Nuts & Bolts

2001 Ford F-150 Lariat SuperCrew

Complaints: Instead of offering the bed extender as an option, Ford ought to give consumers the same break its giving them on pedal extenders: Make it standard.

Praise: A thoroughly enjoyable vehicle on the road. In tested four-wheel-drive form, it rumps and stumps over unimproved roads, such as those found throughout the District of Columbia. But it's also one heck of a highway cruiser--very smooth, surprisingly tight and agile. A joy toy par excellence.

Head-turning quotient: The kind of vehicle that "scares" Noguchi, who drives a little red Toyota Corolla. But it's also the kind that brings admiring glances from the Paul and Paulette Bunyans of the motoring world.

Engine: The tested F-150 Lariat SuperCrew is equipped with Ford's 5.4-liter Triton V-8 engine, designed to produce 260 horsepower at 4,500 rpm and 350 pound-feet of torque at 2,500 rpm. A 4.6-liter, 220-horsepower Triton V-8 is available.

Models: The SuperCrew is available in standard XLT and upgraded Lariat trim levels.
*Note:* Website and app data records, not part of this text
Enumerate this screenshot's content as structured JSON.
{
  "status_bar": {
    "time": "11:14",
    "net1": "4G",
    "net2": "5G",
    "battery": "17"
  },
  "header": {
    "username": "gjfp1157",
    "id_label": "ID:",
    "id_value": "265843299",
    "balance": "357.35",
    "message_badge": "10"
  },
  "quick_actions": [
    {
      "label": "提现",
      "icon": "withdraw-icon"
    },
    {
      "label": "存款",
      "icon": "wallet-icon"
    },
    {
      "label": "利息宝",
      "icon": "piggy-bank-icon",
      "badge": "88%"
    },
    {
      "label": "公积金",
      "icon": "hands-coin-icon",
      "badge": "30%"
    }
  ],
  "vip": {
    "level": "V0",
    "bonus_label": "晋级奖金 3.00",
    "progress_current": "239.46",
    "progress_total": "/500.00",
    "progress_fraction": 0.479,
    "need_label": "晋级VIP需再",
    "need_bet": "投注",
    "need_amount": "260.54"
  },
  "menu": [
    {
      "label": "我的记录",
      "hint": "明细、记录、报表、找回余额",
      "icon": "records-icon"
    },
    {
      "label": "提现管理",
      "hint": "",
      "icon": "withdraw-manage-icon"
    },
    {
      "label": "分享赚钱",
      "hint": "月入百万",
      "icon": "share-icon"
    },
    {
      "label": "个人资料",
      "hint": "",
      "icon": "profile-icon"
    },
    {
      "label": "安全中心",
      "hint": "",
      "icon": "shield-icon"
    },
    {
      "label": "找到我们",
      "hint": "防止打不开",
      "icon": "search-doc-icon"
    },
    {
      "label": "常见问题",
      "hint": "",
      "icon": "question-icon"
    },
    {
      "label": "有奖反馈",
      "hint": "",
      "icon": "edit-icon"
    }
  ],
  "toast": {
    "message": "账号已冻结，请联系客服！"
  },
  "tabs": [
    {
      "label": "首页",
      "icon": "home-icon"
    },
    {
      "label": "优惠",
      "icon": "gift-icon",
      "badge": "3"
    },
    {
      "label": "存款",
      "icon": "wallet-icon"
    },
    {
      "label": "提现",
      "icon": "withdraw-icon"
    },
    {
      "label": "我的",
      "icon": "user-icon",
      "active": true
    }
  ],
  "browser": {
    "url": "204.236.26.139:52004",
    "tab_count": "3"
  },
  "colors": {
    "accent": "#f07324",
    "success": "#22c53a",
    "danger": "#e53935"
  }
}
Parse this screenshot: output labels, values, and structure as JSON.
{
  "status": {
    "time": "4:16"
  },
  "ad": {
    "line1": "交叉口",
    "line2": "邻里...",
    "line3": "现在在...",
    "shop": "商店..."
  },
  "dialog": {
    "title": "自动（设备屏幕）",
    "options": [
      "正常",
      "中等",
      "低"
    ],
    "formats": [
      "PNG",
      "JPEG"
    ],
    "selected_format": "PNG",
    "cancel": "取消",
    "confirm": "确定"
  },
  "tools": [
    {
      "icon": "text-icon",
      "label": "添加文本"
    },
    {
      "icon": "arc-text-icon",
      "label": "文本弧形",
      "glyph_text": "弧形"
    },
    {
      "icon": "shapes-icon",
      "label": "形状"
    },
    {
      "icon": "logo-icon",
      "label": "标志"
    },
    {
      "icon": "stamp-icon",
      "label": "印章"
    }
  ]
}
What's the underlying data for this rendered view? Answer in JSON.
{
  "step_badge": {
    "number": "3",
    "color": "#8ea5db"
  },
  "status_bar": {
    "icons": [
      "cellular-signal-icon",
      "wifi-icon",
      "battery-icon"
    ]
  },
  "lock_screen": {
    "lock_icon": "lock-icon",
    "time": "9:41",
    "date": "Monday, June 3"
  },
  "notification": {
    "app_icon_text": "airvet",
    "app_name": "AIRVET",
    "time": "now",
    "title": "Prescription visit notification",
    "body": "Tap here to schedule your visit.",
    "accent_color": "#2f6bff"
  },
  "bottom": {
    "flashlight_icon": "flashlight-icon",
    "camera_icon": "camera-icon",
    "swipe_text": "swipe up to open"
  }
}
It comes in two-wheel and four-wheel drive. The standard transmission is an electronically controlled four-speed automatic.

Capacities: The 4x4 Lariat SuperCrew can haul a paylod of 1,715 pounds and pull a trailer weighing 7,700 pounds. Payload capacity goes up to 1,900 pounds and trailering capacity rises to 8,000 pounds in two-wheel-drive mode. Fuel capacity is 25 gallons; 87-octane unleaded is recommended.

Mileage: About 14 miles per gallon in mostly highway driving.

Price: The 2001 SuperCrew models go on sale in March. Base prices are expected to range from $26,000 to $32,000. The more options, the higher the price.

Purse-strings note: This is a "want" vehicle with some practical virtues. If you want a real full-size pickup, get a regular F150, GMC Sierra, Toyota Tundra, Dodge Ram or Dodge Dakota.